I have been slowly reading Strange Gods: Unmasking the Idols in Everyday Life by Elizabeth Scalia. I have only read a couple of chapters so far, but it's already really making my guilt bone hurt! The chapter I'm currently reading is about the idol of the idea. Like we get certain ideas about ourselves, identify too much with a particular group or idea, and lose our connection to God when he calls us in a different direction. At least I think that's what the chapter will be about. I've just read about three paragraphs so far, but it got me thinking about the damage that can occur when we let other people apply labels to us and we are forced to identify with certain ideas about ourselves that way.
Here are some labels that people have applied to me throughout my life, good or bad: shy, quiet, smart, creative, artistic, funny, good baker, seafood hater. I have found in my own life that labels applied by other people actually held as much or more sway than the ideas I had about myself.

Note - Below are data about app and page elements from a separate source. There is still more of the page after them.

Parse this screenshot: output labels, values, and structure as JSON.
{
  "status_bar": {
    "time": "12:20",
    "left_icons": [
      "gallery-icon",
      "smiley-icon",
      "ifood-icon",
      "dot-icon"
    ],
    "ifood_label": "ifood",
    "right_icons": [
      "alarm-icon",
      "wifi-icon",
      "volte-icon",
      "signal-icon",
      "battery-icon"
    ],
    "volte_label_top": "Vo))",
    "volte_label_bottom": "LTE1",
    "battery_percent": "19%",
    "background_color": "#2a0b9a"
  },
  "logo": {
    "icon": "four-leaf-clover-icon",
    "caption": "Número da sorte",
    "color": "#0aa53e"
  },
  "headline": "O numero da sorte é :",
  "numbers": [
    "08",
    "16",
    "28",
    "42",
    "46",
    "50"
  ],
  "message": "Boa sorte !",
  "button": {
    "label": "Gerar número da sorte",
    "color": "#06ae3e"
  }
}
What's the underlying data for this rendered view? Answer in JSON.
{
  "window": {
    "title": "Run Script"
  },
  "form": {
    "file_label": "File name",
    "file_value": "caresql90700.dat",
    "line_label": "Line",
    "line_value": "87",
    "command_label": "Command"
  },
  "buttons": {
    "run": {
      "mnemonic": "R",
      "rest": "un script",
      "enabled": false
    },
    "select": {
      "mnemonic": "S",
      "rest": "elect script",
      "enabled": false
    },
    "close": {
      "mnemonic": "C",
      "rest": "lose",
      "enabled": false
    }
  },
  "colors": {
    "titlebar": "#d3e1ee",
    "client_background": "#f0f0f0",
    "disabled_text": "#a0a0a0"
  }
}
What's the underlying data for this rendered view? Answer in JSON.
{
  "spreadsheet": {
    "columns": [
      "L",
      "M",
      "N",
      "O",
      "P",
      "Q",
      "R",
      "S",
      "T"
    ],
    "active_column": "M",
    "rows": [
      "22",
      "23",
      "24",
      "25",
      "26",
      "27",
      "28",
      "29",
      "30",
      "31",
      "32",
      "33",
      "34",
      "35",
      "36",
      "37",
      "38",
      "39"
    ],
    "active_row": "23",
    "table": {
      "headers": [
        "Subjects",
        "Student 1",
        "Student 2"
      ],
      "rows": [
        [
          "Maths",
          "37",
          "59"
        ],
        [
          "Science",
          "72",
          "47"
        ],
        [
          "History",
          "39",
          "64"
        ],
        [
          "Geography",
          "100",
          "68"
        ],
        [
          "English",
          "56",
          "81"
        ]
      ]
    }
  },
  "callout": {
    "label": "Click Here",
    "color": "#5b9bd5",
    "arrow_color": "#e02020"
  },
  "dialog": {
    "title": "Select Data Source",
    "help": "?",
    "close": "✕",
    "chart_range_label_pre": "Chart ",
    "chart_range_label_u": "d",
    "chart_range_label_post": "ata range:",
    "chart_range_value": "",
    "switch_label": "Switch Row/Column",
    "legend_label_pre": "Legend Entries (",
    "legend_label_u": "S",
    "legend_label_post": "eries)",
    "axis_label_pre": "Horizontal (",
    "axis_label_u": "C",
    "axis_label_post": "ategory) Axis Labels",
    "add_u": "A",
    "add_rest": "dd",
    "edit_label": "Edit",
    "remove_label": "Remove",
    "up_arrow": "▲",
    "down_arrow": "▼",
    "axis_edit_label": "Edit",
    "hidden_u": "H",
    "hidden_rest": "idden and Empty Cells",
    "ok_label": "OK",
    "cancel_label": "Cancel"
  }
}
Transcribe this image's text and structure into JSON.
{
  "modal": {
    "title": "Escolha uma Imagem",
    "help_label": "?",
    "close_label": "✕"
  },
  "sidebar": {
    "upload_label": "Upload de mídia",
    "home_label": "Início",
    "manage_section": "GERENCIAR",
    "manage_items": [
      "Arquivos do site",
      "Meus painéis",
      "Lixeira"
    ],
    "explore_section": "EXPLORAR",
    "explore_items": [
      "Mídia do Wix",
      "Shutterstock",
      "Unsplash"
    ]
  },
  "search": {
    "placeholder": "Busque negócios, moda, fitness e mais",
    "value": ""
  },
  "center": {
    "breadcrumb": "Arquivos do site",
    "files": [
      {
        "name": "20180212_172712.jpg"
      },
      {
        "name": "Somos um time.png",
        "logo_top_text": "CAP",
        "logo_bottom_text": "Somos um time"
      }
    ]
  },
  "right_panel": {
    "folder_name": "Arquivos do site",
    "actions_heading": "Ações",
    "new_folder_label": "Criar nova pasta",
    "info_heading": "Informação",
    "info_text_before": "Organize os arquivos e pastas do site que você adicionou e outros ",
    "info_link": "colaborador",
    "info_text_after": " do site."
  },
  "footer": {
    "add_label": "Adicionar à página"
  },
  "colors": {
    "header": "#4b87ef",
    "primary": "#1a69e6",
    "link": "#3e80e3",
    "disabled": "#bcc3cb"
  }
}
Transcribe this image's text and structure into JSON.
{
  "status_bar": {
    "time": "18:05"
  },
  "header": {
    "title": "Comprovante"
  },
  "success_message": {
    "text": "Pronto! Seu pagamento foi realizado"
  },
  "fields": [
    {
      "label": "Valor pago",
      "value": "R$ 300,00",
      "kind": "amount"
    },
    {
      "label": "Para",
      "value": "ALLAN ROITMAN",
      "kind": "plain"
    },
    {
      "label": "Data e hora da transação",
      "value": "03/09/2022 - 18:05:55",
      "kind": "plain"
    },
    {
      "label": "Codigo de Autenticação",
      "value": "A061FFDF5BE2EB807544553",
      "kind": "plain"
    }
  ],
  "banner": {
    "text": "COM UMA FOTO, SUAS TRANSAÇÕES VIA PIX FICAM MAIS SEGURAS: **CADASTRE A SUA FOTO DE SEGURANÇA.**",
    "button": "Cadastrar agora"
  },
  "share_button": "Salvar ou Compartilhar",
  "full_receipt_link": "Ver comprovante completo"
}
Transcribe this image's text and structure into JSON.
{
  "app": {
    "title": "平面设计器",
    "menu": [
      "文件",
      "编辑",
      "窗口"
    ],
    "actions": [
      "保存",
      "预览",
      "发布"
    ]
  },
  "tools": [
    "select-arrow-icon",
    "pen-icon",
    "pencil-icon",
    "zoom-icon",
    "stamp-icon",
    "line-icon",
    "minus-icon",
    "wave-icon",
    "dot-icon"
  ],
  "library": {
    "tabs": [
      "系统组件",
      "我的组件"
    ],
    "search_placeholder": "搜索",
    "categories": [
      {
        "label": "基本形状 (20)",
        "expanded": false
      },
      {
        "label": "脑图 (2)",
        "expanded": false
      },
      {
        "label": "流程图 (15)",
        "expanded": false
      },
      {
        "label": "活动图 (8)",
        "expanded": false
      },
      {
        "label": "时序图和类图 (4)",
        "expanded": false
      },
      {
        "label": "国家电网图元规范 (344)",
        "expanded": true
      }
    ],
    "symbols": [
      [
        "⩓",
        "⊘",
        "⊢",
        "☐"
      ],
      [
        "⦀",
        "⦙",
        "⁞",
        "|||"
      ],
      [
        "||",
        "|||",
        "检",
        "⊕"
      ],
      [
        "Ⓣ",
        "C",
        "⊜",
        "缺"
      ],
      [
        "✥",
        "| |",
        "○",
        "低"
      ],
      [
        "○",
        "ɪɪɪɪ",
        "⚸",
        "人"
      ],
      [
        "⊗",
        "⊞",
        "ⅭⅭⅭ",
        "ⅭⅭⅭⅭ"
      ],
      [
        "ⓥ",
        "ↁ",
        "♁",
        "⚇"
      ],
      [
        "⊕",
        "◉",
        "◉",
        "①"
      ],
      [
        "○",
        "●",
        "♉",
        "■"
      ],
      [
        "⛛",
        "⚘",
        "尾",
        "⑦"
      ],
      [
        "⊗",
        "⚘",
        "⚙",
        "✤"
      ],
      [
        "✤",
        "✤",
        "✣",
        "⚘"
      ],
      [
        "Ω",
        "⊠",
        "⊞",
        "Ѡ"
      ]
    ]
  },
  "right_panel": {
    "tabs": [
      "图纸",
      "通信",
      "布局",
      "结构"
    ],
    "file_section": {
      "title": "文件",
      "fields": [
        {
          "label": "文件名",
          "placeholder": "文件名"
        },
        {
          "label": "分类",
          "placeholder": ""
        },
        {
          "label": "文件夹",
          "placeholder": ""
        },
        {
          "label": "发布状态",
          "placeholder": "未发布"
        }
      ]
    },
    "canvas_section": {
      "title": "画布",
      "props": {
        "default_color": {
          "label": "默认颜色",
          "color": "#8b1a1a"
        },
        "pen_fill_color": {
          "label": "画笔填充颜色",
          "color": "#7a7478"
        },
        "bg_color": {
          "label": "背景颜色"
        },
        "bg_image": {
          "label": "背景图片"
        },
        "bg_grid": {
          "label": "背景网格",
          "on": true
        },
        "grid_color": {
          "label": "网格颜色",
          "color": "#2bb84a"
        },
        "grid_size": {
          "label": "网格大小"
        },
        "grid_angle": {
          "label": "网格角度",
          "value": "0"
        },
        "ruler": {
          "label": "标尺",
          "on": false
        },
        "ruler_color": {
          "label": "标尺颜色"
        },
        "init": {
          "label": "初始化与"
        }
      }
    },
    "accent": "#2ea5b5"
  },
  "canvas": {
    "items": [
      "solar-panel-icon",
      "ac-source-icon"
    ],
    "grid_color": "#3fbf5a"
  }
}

My whole life I have been labeled, "shy". This word is never meant in any way other than derogatory. I have had this word applied to me so often that perhaps it fused into my very soul and influenced my development. I have to wonder whether the label kept me from reaching out to others through the years, kept me in a little box neatly labeled "shy" in which I was previously categorized. I always thought I was just defective that way, but I just wonder whether it was that perception of myself, imposed by someone outside myself, that kept me practicing shy behavior always.
I personally have such people-pleasing tendencies that I always try to live up to whatever people expect of me. Wouldn't want to disappoint them, and if someone says I'm defective I must be defective.
For a people-pleaser it can be dangerous to identify too closely with "good" labels as well. For me such identification influences me to take fewer risks and keep myself inside my own little bubble.
I have always been interested in baking, and am known for making really good desserts. Sometimes I'm afraid of ruining this reputation by trying new recipes/techniques. What if it comes out bad? Will I no longer be Rachel, "good baker"?
If I am "creative" and my creation turns out ugly, will people think I'm still "creative"?
If I'm "smart" and become a Christian, which I always thought was the epitome of stupidity, will people still think I'm "smart"?
Growing up I always thought that my parents' love was contingent upon achievement. I don't remember being praised very often except for when I brought home good grades and report cards. I tried playing sports to win the approval of my dad, even though I didn't really like sports. I know they didn't intentionally train me to think that way, and that it really isn't true. But my perception of myself being an "achiever" kept me chained to this never ending cycle of trying to win love by doing instead of being.
Self-identifying with these labels tends to keep me from living life unencumbered.
I hope that as I raise Baby Lilly I will be careful about applying labels to her which I don't want to her to claim and self-identify with, especially derogatory labels.
I hope I can be careful about labeling the behavior and not the person.
This goes beyond myself and my relationship with my daughter. Applied to other people, I think it can help foster true charity because people are more than their behaviors and circumstances. Anyone is capable of change if you only show them patience, and beyond that, we all deserve to be loved because of our inherent dignity as human beings created in the image and likeness of God. Not for being useful or fulfilling certain roles for other people.
One of my highest goals is to live with integrity. Let go of imposed or self-imposed labels and become the woman that God designed me to be.